In addition to these risk factors, higher rates of tobacco use among LGBT individuals can also be attributed — at least in part — to targeted marketing by the tobacco industry. Tobacco companies will often advertise at Gay Pride parties and other events specific to the LGBT community.3, 4 In LGBT lifestyle publications and media, tobacco ads often portray tobacco use as normal and widely accepted behavior.5 This strategic marketing plays a part in the initiation and continued use of tobacco products among LGBT young adults.3

Health Impacts

Tobacco use remains the leading cause of preventable disease and death in the United States. The LGBT community may be at higher risk for health conditions that are related to smoking cigarettes, such as heart disease,6 and every year tens of thousands of LGBT lives are cut short by tobacco.7

Additional Resources

Note: The LGBT acronym is used as an umbrella term, and may include individuals whose sexual orientation and/or gender identity are not represented by any letter-- for example, individuals identifying as pansexual and/or non-binary.

Audience: Public Health Professionals, Educators
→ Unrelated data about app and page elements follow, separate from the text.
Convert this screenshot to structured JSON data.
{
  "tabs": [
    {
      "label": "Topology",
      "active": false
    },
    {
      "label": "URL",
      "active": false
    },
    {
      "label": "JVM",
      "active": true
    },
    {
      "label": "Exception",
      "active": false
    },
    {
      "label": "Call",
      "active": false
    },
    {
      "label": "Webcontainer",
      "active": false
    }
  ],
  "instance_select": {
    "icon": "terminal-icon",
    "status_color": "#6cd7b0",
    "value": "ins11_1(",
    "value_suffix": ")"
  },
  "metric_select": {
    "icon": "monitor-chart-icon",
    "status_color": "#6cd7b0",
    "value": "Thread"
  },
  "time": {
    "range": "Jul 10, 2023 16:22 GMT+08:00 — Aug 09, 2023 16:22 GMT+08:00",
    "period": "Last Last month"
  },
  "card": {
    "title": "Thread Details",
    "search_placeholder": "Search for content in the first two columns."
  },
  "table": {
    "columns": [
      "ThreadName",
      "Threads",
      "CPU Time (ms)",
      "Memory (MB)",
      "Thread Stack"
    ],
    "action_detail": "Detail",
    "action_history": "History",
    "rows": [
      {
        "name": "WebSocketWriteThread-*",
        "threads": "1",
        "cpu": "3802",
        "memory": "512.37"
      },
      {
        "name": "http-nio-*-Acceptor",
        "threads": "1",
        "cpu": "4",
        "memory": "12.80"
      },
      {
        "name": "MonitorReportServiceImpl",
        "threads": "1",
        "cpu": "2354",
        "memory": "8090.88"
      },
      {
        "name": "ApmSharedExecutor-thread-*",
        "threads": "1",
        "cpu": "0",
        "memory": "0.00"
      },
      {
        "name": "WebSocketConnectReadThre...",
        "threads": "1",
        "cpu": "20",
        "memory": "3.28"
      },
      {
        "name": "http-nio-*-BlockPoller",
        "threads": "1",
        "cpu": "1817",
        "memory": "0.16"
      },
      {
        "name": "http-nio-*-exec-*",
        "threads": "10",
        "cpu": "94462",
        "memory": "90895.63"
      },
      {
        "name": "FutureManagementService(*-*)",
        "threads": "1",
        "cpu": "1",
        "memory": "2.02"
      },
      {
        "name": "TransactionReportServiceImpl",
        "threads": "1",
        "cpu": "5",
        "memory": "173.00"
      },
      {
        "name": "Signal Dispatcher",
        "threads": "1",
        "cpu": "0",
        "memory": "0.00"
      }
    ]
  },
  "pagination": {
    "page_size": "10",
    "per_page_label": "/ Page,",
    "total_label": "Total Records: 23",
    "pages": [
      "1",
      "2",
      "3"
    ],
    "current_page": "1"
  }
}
Topics: Chemicals, Cigarettes, E-Cigarettes & Vaping, Prevention, Science & Research